DATA SUPPLIED:

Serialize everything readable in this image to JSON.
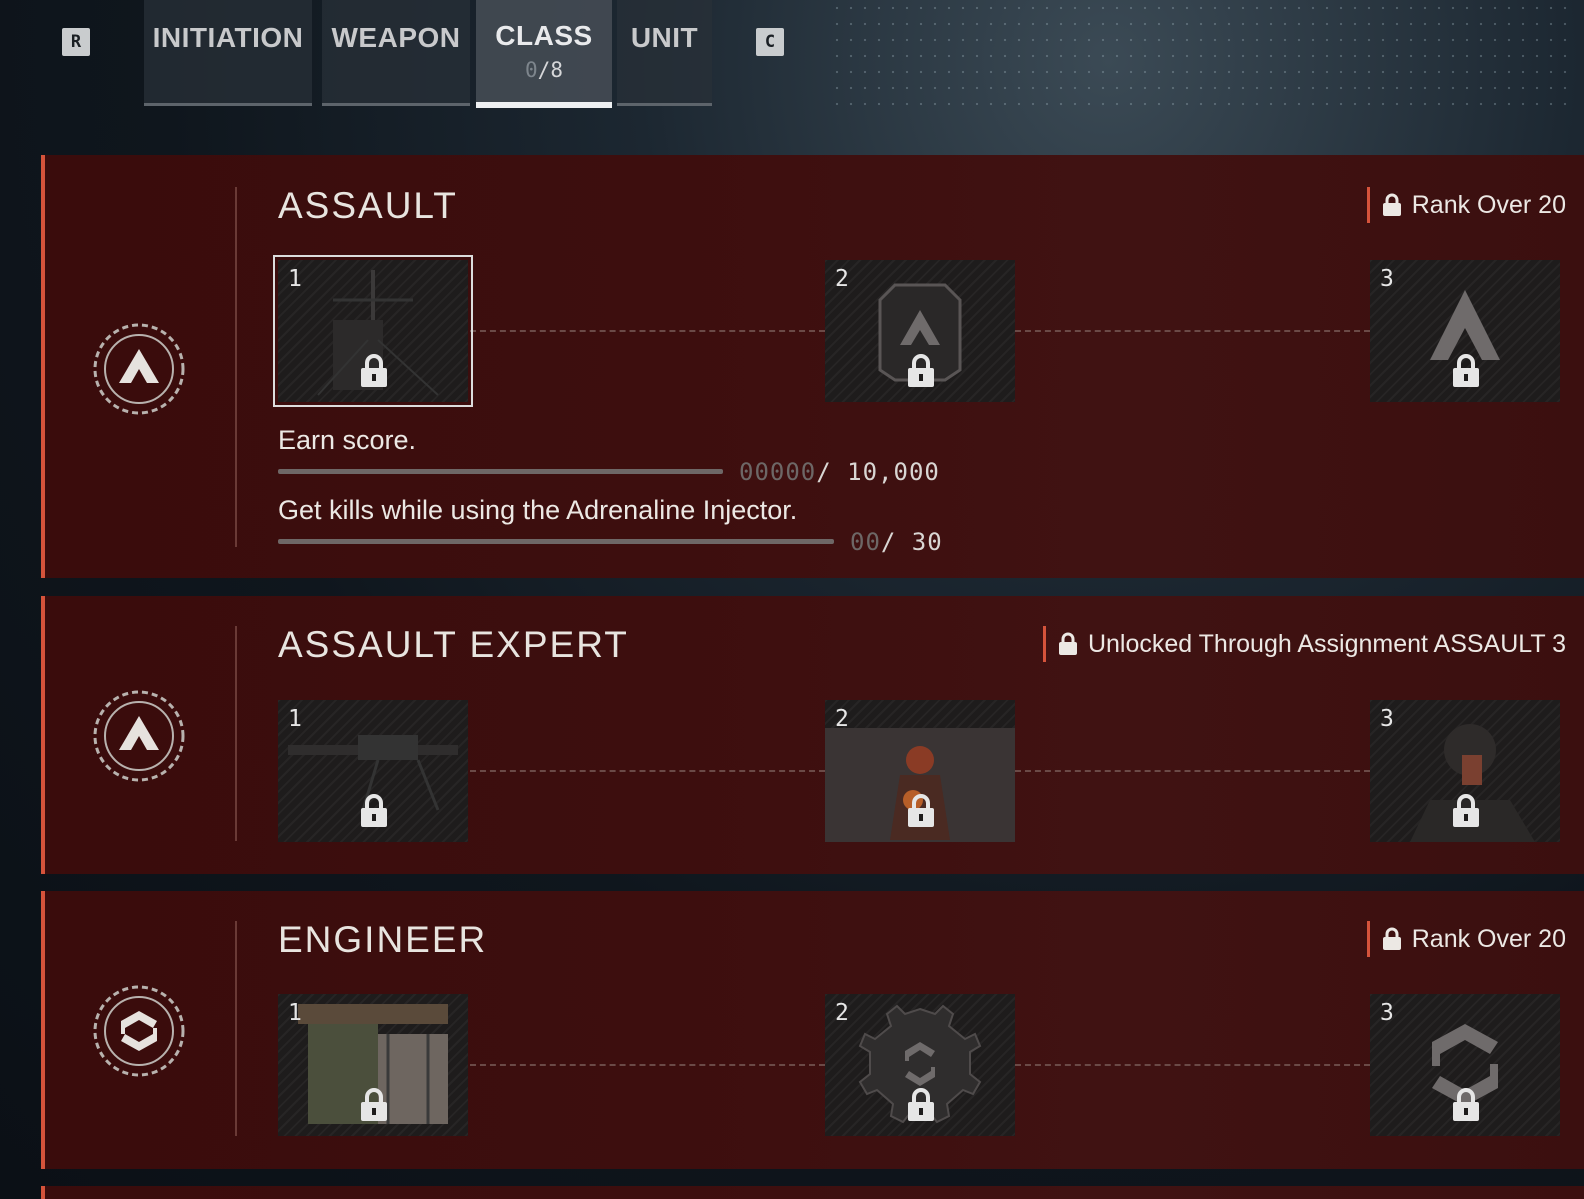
{
  "nav": {
    "left_key": "R",
    "right_key": "C",
    "tabs": [
      {
        "label": "INITIATION"
      },
      {
        "label": "WEAPON"
      },
      {
        "label": "CLASS",
        "count_done": "0",
        "count_total": "/8",
        "active": true
      },
      {
        "label": "UNIT"
      }
    ]
  },
  "classes": [
    {
      "title": "ASSAULT",
      "requirement": "Rank Over 20",
      "items": [
        {
          "num": "1",
          "selected": true
        },
        {
          "num": "2"
        },
        {
          "num": "3"
        }
      ],
      "tasks": [
        {
          "text": "Earn score.",
          "current": "00000",
          "total": "/ 10,000"
        },
        {
          "text": "Get kills while using the Adrenaline Injector.",
          "current": "00",
          "total": "/ 30"
        }
      ]
    },
    {
      "title": "ASSAULT EXPERT",
      "requirement": "Unlocked Through Assignment ASSAULT 3",
      "items": [
        {
          "num": "1"
        },
        {
          "num": "2"
        },
        {
          "num": "3"
        }
      ]
    },
    {
      "title": "ENGINEER",
      "requirement": "Rank Over 20",
      "items": [
        {
          "num": "1"
        },
        {
          "num": "2"
        },
        {
          "num": "3"
        }
      ]
    }
  ],
  "colors": {
    "accent": "#d5533b",
    "card_bg": "#3d0e0e"
  }
}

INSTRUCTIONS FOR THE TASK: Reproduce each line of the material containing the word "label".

RESULT OF THIS EXERCISE:
        "label": "INITIATION"
        "label": "WEAPON"
        "label": "CLASS",
        "label": "UNIT"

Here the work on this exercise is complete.